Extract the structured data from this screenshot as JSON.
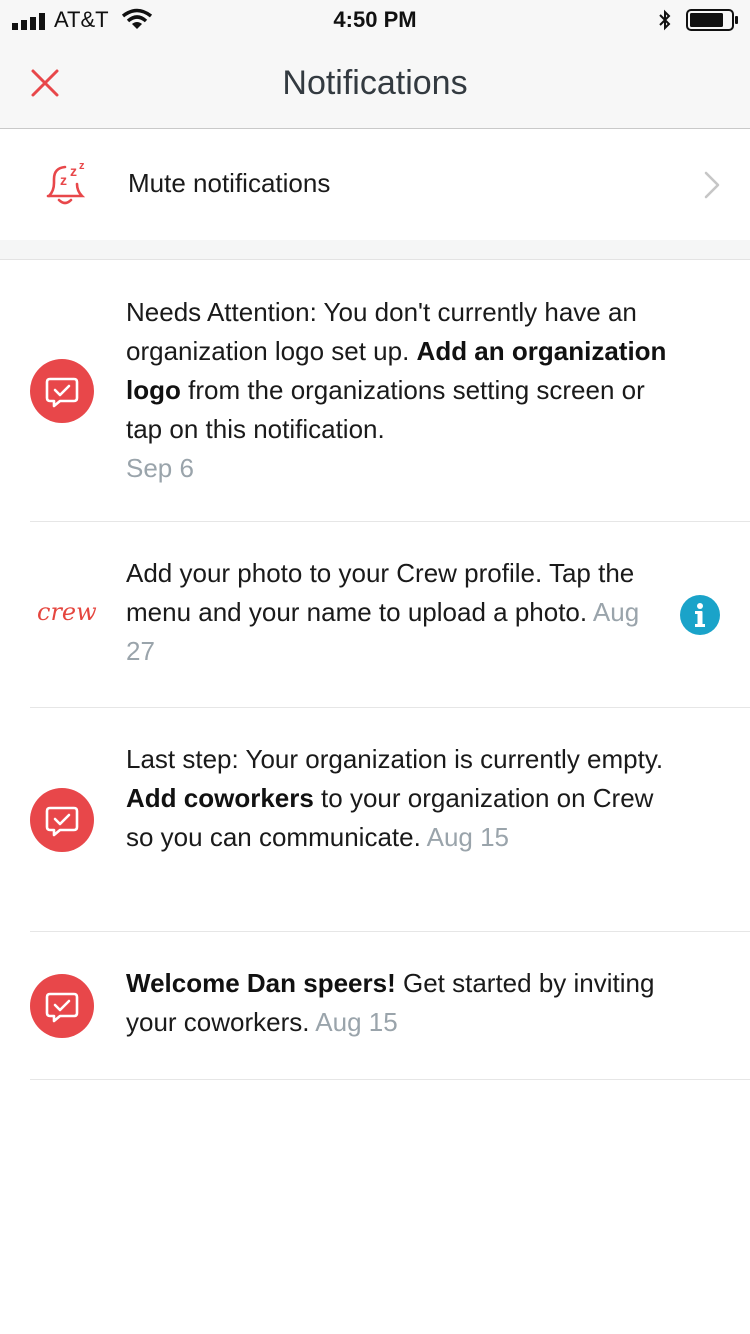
{
  "status_bar": {
    "carrier": "AT&T",
    "time": "4:50 PM"
  },
  "nav": {
    "title": "Notifications"
  },
  "mute": {
    "label": "Mute notifications",
    "icon": "bell-snooze-icon"
  },
  "notifications": [
    {
      "icon": "check-chat-icon",
      "pre": "Needs Attention: You don't currently have an organization logo set up. ",
      "bold": "Add an organization logo",
      "post": " from the organizations setting screen or tap on this notification.",
      "date": "Sep 6"
    },
    {
      "icon": "crew-logo",
      "logo_text": "crew",
      "text": "Add your photo to your Crew profile. Tap the menu and your name to upload a photo.",
      "date": "Aug 27",
      "action_icon": "info-icon"
    },
    {
      "icon": "check-chat-icon",
      "pre": "Last step: Your organization is currently empty. ",
      "bold": "Add coworkers",
      "post": " to your organization on Crew so you can communicate.",
      "date": "Aug 15"
    },
    {
      "icon": "check-chat-icon",
      "bold": "Welcome Dan speers!",
      "post": " Get started by inviting your coworkers.",
      "date": "Aug 15"
    }
  ],
  "colors": {
    "accent": "#e8474a",
    "date": "#9aa4ab",
    "info": "#1aa3c9"
  }
}
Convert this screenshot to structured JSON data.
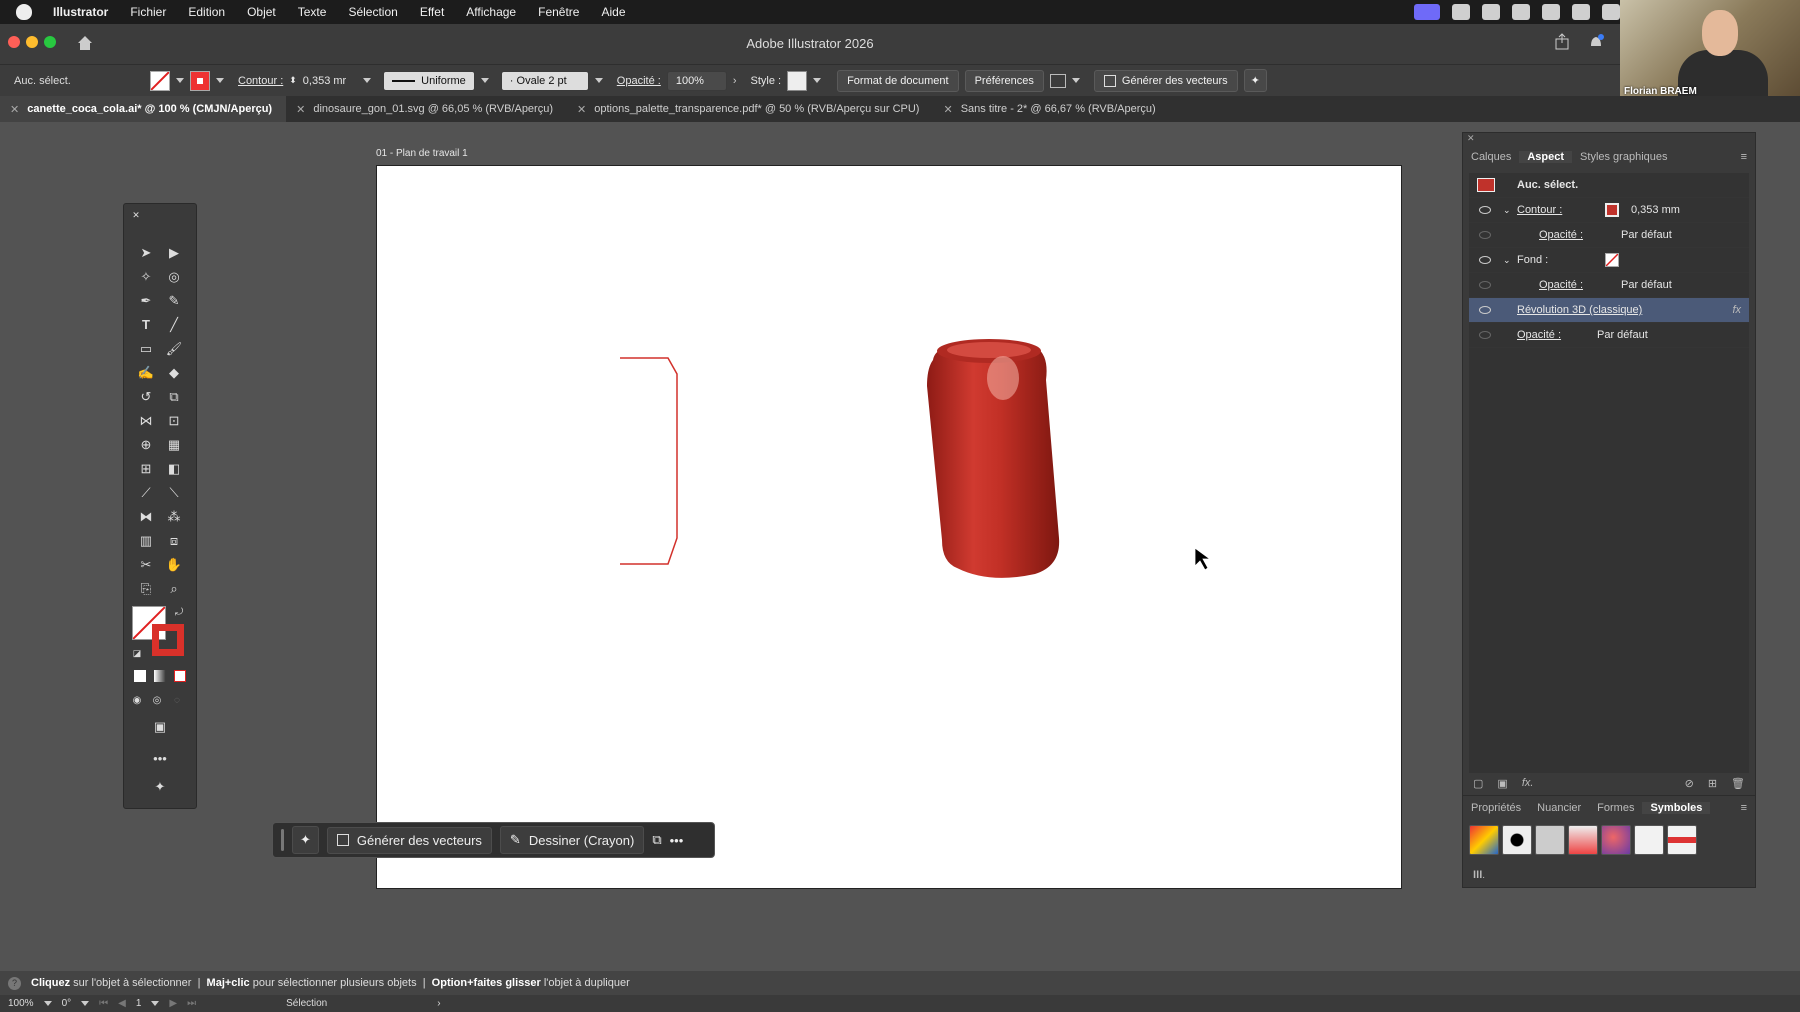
{
  "menubar": {
    "app": "Illustrator",
    "items": [
      "Fichier",
      "Edition",
      "Objet",
      "Texte",
      "Sélection",
      "Effet",
      "Affichage",
      "Fenêtre",
      "Aide"
    ]
  },
  "window": {
    "title": "Adobe Illustrator 2026"
  },
  "control": {
    "selection": "Auc. sélect.",
    "stroke_label": "Contour :",
    "stroke_value": "0,353 mr",
    "stroke_profile": "Uniforme",
    "brush": "Ovale 2 pt",
    "opacity_label": "Opacité :",
    "opacity_value": "100%",
    "style_label": "Style :",
    "doc_format": "Format de document",
    "prefs": "Préférences",
    "gen_vectors": "Générer des vecteurs"
  },
  "tabs": [
    {
      "label": "canette_coca_cola.ai* @ 100 % (CMJN/Aperçu)"
    },
    {
      "label": "dinosaure_gon_01.svg @ 66,05 % (RVB/Aperçu)"
    },
    {
      "label": "options_palette_transparence.pdf* @ 50 % (RVB/Aperçu sur CPU)"
    },
    {
      "label": "Sans titre - 2* @ 66,67 % (RVB/Aperçu)"
    }
  ],
  "webcam": {
    "name": "Florian BRAEM"
  },
  "artboard": {
    "label": "01 - Plan de travail 1"
  },
  "ctxbar": {
    "gen": "Générer des vecteurs",
    "draw": "Dessiner (Crayon)"
  },
  "panel": {
    "tabs": [
      "Calques",
      "Aspect",
      "Styles graphiques"
    ],
    "header": "Auc. sélect.",
    "rows": {
      "stroke_label": "Contour :",
      "stroke_value": "0,353 mm",
      "stroke_opacity_label": "Opacité :",
      "stroke_opacity_value": "Par défaut",
      "fill_label": "Fond :",
      "fill_opacity_label": "Opacité :",
      "fill_opacity_value": "Par défaut",
      "effect": "Révolution 3D (classique)",
      "opacity_label": "Opacité :",
      "opacity_value": "Par défaut"
    },
    "bottom_tabs": [
      "Propriétés",
      "Nuancier",
      "Formes",
      "Symboles"
    ]
  },
  "status": {
    "t1": "Cliquez",
    "t2": " sur l'objet à sélectionner  |  ",
    "t3": "Maj+clic",
    "t4": " pour sélectionner plusieurs objets  |  ",
    "t5": "Option+faites glisser",
    "t6": " l'objet à dupliquer"
  },
  "bottombar": {
    "zoom": "100%",
    "angle": "0°",
    "artboard_num": "1",
    "tool": "Sélection"
  },
  "colors": {
    "accent_red": "#c0322b",
    "selection_row": "#4b5a78"
  }
}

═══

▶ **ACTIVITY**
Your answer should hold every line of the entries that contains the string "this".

▶ **SOLVED EXERCISE**
Extract the structured data from this screenshot as JSON.
      "post": " from the organizations setting screen or tap on this notification.",
Convert this screenshot to structured JSON data.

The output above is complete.